The day after an intense workout, when every movement, turn of the steering wheel and reach into the cupboard reminds you of your exercise session, you either smile with satisfaction or cringe in pain. You know you’ve protected yourself. You wore gloves to protect your hands, warmed your muscles before lifting, and stretched your muscles after the session. Yet, you are still sore. It is great to be sore after a workout. The soreness means you have challenged your muscles to the point that your body needs to make improvements.
What Makes Muscles Sore?
When you strength train, your muscles are pushed beyond their normal limits. This is the goal. You want to stress the muscle fibers so your body sends repair cells to increase the size of those fibers. This stress creates small tears in the muscle tissue. The muscle cell membranes are damaged which increase inflammation in those areas. The inflammation causes waste products to be removed from the cells and these toxins stimulate nerves which your body interprets as pain. Often referred to as delayed onset muscle soreness, DOMS, you typically feel the pain the day or two after your resistance training workouts.

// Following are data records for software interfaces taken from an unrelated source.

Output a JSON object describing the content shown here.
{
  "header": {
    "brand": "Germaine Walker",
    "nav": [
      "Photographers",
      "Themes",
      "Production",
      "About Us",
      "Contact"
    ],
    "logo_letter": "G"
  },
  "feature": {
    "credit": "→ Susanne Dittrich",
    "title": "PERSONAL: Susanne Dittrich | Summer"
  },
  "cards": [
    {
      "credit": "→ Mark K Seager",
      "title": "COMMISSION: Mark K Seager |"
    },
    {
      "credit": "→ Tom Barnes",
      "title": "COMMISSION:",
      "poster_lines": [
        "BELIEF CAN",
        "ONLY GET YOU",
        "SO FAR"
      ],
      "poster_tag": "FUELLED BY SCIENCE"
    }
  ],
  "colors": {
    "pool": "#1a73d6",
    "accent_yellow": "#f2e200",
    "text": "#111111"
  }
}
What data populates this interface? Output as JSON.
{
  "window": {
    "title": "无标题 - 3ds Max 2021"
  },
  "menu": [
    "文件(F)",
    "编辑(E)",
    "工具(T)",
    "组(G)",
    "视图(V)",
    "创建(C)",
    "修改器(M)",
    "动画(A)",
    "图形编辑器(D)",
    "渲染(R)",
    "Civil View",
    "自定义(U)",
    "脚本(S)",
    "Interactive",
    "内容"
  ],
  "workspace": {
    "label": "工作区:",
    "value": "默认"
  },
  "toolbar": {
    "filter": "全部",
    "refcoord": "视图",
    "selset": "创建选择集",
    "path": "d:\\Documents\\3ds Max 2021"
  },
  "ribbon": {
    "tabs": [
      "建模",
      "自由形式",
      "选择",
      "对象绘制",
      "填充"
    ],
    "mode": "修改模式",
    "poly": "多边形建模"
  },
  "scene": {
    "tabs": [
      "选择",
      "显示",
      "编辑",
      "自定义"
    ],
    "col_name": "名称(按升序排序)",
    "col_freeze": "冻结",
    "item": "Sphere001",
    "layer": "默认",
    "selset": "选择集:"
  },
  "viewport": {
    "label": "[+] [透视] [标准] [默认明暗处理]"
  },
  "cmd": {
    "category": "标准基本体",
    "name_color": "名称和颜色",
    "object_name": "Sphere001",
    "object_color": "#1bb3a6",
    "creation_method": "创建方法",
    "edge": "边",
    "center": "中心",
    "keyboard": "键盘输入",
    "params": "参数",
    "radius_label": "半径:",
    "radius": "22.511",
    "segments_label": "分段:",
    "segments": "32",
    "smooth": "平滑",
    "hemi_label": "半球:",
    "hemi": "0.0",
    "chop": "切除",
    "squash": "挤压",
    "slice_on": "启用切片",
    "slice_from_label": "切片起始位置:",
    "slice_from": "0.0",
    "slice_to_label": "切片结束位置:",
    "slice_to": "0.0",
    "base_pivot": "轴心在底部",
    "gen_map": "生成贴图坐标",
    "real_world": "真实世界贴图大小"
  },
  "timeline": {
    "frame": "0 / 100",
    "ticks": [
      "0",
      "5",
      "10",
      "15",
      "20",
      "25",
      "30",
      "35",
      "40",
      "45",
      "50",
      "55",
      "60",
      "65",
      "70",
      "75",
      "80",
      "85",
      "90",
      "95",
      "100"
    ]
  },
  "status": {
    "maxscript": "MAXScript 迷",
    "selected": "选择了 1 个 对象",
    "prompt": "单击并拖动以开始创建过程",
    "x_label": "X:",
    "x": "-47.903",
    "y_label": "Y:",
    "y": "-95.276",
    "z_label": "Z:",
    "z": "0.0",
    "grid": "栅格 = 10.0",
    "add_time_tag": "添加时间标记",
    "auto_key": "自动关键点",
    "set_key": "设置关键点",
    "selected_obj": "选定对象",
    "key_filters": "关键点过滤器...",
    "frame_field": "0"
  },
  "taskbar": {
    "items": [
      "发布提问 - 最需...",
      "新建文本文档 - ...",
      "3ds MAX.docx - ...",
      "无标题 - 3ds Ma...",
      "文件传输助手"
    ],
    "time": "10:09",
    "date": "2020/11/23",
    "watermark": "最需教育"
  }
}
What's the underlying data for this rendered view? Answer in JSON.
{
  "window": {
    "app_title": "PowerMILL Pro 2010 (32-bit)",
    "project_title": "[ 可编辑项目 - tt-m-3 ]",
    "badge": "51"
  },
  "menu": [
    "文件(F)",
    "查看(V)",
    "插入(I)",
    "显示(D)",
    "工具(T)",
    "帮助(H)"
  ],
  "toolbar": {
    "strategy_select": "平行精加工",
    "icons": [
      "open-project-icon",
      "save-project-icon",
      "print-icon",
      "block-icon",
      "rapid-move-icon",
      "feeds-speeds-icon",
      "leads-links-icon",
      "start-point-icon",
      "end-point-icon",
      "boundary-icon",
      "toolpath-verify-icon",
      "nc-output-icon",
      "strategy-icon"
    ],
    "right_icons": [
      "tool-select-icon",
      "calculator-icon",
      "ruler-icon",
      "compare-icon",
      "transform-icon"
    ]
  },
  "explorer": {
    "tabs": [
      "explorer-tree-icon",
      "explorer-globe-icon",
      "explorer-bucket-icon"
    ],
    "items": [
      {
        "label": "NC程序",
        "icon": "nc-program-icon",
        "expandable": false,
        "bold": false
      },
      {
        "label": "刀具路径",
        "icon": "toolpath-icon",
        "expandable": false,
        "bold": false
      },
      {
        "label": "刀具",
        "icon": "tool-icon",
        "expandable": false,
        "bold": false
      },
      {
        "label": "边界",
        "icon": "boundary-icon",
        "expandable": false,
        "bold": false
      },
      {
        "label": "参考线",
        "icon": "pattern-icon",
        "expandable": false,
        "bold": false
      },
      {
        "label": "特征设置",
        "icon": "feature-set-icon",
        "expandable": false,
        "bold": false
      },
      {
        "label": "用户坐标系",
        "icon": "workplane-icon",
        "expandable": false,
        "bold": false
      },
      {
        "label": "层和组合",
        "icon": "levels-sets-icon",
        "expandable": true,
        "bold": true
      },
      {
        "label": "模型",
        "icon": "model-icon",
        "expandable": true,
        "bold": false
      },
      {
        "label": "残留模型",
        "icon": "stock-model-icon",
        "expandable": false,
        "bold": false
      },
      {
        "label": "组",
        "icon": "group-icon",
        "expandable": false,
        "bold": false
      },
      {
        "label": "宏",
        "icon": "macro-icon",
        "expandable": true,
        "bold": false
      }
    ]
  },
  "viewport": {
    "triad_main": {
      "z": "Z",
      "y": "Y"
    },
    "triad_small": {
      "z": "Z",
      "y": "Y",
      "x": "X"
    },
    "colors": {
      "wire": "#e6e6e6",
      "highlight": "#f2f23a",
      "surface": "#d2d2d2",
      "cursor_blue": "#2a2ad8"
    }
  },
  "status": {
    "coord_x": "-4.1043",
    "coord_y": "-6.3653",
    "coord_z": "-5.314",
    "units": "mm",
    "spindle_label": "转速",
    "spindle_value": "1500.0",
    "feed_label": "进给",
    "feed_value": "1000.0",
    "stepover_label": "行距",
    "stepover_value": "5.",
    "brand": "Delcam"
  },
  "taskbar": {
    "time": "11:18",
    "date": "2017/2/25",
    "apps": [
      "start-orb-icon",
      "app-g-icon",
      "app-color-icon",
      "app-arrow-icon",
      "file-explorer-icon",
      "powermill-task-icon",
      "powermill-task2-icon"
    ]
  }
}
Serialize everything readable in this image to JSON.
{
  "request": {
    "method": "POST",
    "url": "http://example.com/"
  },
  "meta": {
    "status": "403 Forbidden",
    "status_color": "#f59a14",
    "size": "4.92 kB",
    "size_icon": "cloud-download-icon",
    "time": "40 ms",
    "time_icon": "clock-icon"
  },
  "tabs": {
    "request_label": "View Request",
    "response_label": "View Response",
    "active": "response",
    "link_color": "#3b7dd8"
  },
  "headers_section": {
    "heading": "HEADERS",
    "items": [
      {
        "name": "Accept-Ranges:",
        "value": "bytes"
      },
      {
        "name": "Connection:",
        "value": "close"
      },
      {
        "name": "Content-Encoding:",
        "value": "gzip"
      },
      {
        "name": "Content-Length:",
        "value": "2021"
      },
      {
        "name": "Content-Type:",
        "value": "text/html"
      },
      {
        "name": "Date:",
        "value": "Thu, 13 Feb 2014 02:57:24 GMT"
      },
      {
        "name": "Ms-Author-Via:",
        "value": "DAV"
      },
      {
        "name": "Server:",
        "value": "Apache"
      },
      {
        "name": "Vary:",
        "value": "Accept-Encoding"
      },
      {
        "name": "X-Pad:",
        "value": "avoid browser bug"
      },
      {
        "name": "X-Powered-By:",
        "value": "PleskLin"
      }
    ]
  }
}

Your body is an incredible machine and focuses on repairing the damage from your workouts. The muscles receive an influx of white blood cells that are trying to repair the tears in the muscles, yet this surge of cells to the area may create more swelling and soreness. This soreness is a signal that changes are being made, but it may interrupt your next workout. If the soreness does not alleviate within a few days, speak with your doctor to determine if you have a muscle strain which requires more rest and anti-inflammatory options.
Decreasing Muscle Soreness
Now that you know what makes muscles sore, you can start to alter your routine a bit in order to decrease some of that pain. If DOMS interferes with your ability to work or perform your next workout session, use the following tips to decrease muscle soreness:
(a) Include a warm up to increase circulation to your working muscles
(b) Gradually increase your weight load instead of making dramatic leaps in the amount you lift
(c) Use proper form to protect your muscles from over-stretching and protect your joints from overuse
(d) Vary your workouts so your muscles are not stimulated in the same way each week
(e) Cool down and stretch the muscles used in your workout session
(f) Use safety equipment such as straps and gloves to reduce muscle soreness in your hands and arms